SucreSource will capitalize on the process design packages already completed by BlueFire, providing either a 34,000 tons per year or 163,000 tons per year source of cellulosic sugars. These designs are ready to build today and provide the scale necessary for the industry to meet the growing demand for advanced biofuels.
BlueFire’s process is a high yield (85 percent or better conversion), multiple sugar stream, optimal solution to unlocking cellulosic sugars from biomass. It can process multiple and mixed feedstocks, does not require genetically modified organisms (GMO’s), and operates at low temperature and atmospheric conditions using BlueFire’s patented Arkenol Acid Hydrolysis Technology.
8. Flexibility, please.
Companies have been warned to ensure that their core technology has the broadest possible set of favorable operating conditions. The less flexibility on, say, Ph levels or temperature tolerance — the less wiggle room that process engineers have in designing systems that have affordable commercial scale CAPEX.
“The industry is fine on OPEX — the trend lines are good. It’s the CAPEX. $10 per gallon of capacity, or more? It’s hard to raise at those levels. The CAPEX must come down.” That’s an oft-heard sentiment.
9. Range Fuels.
“Someone has to step in and keep that company from defaulting on its loan, and triggering the loan guarantee.” Whether it is through merger, acquisition, through the current investors serving or retiring the debt, there is a clear sense that it is a poor hour, in the wake of Solyndra, for a major USDA-granted loan guarantee to go into default.
10. Big Ideas
The industry needs a Biomass Reserve accounting system, says Ceres CEO Richard Hamilton.

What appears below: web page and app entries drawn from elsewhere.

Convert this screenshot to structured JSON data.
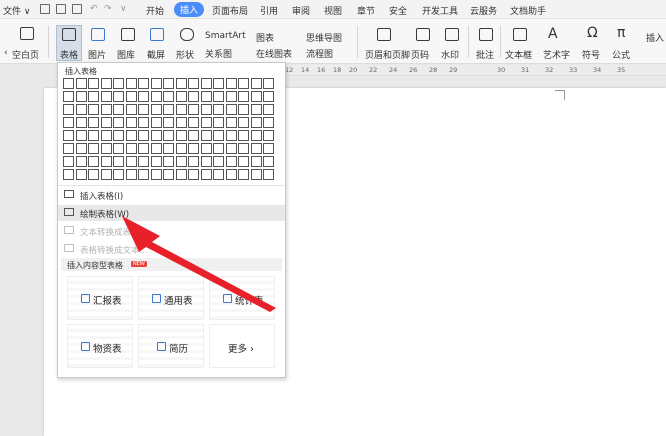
{
  "menubar": {
    "file": "文件 ∨",
    "tabs": [
      "开始",
      "插入",
      "页面布局",
      "引用",
      "审阅",
      "视图",
      "章节",
      "安全",
      "开发工具",
      "云服务",
      "文档助手"
    ],
    "active_tab": "插入"
  },
  "ribbon": {
    "blank_page": "空白页",
    "table": "表格",
    "picture": "图片",
    "gallery": "图库",
    "screenshot": "截屏",
    "shape": "形状",
    "smartart": "SmartArt",
    "chart": "图表",
    "mindmap": "思维导图",
    "relation": "关系图",
    "online_chart": "在线图表",
    "flowchart": "流程图",
    "header_footer": "页眉和页脚",
    "page_number": "页码",
    "watermark": "水印",
    "comment": "批注",
    "textbox": "文本框",
    "art_text": "艺术字",
    "symbol": "符号",
    "formula": "公式",
    "insert_more": "插入"
  },
  "ruler": [
    "12",
    "14",
    "16",
    "18",
    "20",
    "22",
    "24",
    "26",
    "28",
    "29",
    "30",
    "31",
    "32",
    "33",
    "34",
    "35"
  ],
  "dropdown": {
    "title": "插入表格",
    "items": [
      {
        "label": "插入表格(I)",
        "disabled": false
      },
      {
        "label": "绘制表格(W)",
        "disabled": false,
        "hover": true
      },
      {
        "label": "文本转换成表格...",
        "disabled": true
      },
      {
        "label": "表格转换成文本...",
        "disabled": true
      }
    ],
    "section_title": "插入内容型表格",
    "section_badge": "NEW",
    "cards": [
      {
        "label": "汇报表",
        "icon": "edit-icon"
      },
      {
        "label": "通用表",
        "icon": "grid-icon"
      },
      {
        "label": "统计表",
        "icon": "chart-icon"
      },
      {
        "label": "物资表",
        "icon": "box-icon"
      },
      {
        "label": "简历",
        "icon": "resume-icon"
      },
      {
        "label": "更多 ›",
        "icon": ""
      }
    ]
  },
  "colors": {
    "accent": "#4a8df8",
    "arrow": "#e8202a",
    "icon_blue": "#3d77d6"
  }
}
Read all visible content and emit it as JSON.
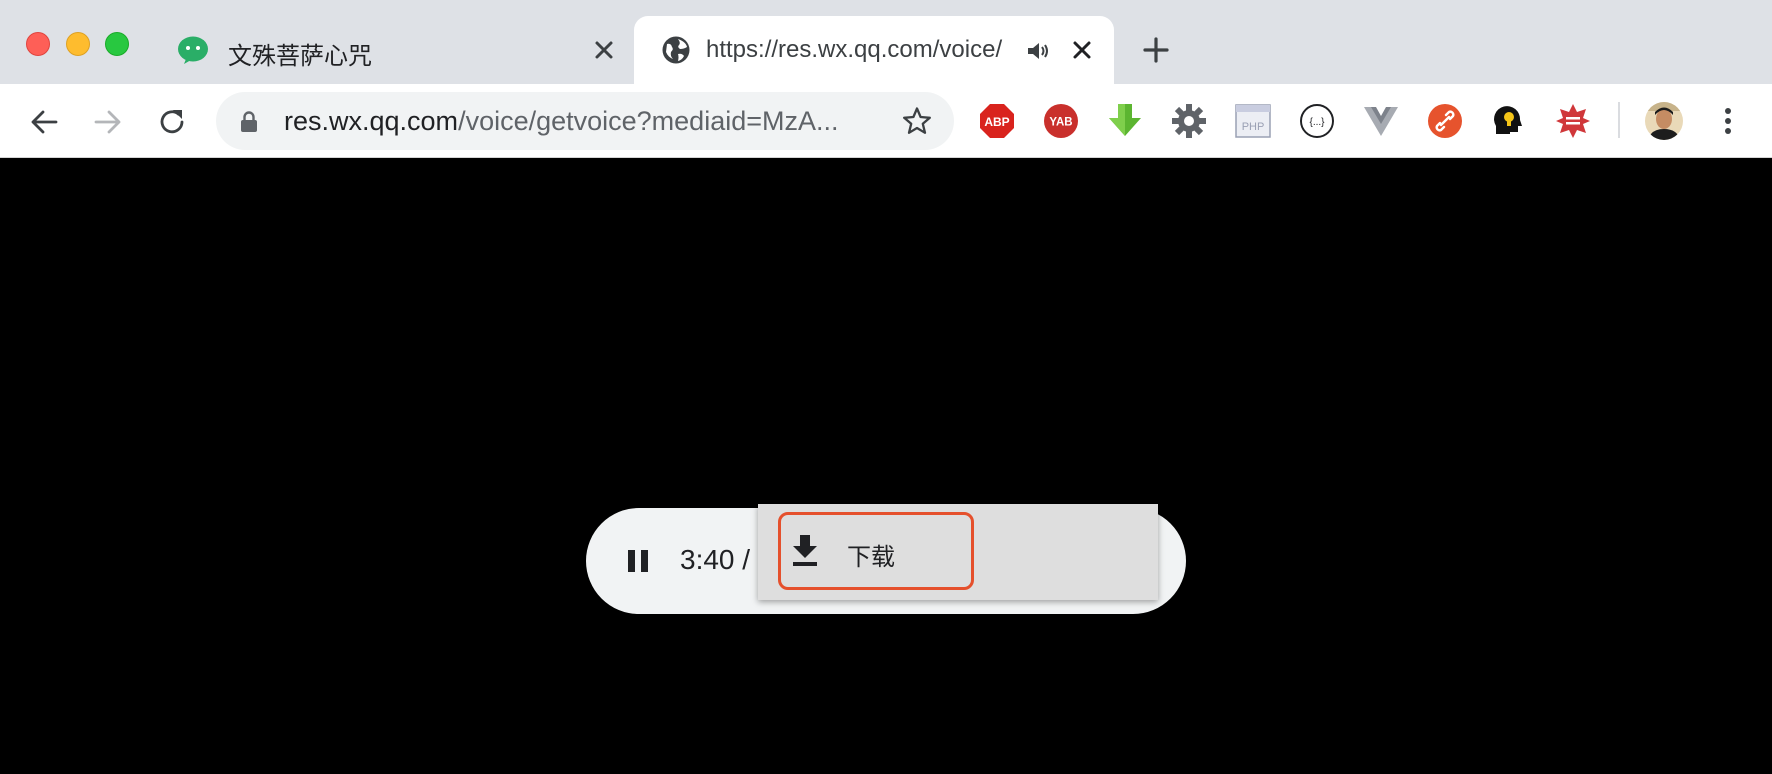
{
  "window": {
    "traffic_lights": [
      "close",
      "minimize",
      "maximize"
    ]
  },
  "tabs": [
    {
      "title": "文殊菩萨心咒",
      "icon": "wechat-icon",
      "active": false
    },
    {
      "title": "https://res.wx.qq.com/voice/",
      "icon": "globe-icon",
      "active": true,
      "audio_icon": "speaker-icon"
    }
  ],
  "toolbar": {
    "url_host": "res.wx.qq.com",
    "url_path": "/voice/getvoice?mediaid=MzA...",
    "extensions": [
      {
        "name": "abp-extension-icon",
        "label": "ABP",
        "color": "#d9231d"
      },
      {
        "name": "yab-extension-icon",
        "label": "YAB",
        "color": "#c9302c"
      },
      {
        "name": "download-arrow-extension-icon",
        "label": "",
        "color": "#5cb531"
      },
      {
        "name": "gear-extension-icon",
        "label": "",
        "color": "#5f6368"
      },
      {
        "name": "php-extension-icon",
        "label": "PHP",
        "color": "#9aa0b4"
      },
      {
        "name": "json-extension-icon",
        "label": "{...}",
        "color": "#202124"
      },
      {
        "name": "vue-extension-icon",
        "label": "",
        "color": "#8a8f98"
      },
      {
        "name": "link-extension-icon",
        "label": "",
        "color": "#e6532d"
      },
      {
        "name": "lightbulb-extension-icon",
        "label": "",
        "color": "#111111"
      },
      {
        "name": "star-badge-extension-icon",
        "label": "",
        "color": "#d0373a"
      }
    ]
  },
  "player": {
    "time": "3:40 /"
  },
  "context_menu": {
    "items": [
      {
        "label": "下载",
        "icon": "download-icon",
        "highlight_color": "#e5502c"
      }
    ]
  }
}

Oil companies have that system for accounting for their proved reserves — why can’t biomass projects?
The industry needs technology risk insurance, says Wilson Sonsini’s Chris Groobey. “The government has been doing the wraps around the technology risk, but the private sector has to step up with a pool of capital, like Lloyds, that takes on the technology risk as an opportunity to make money.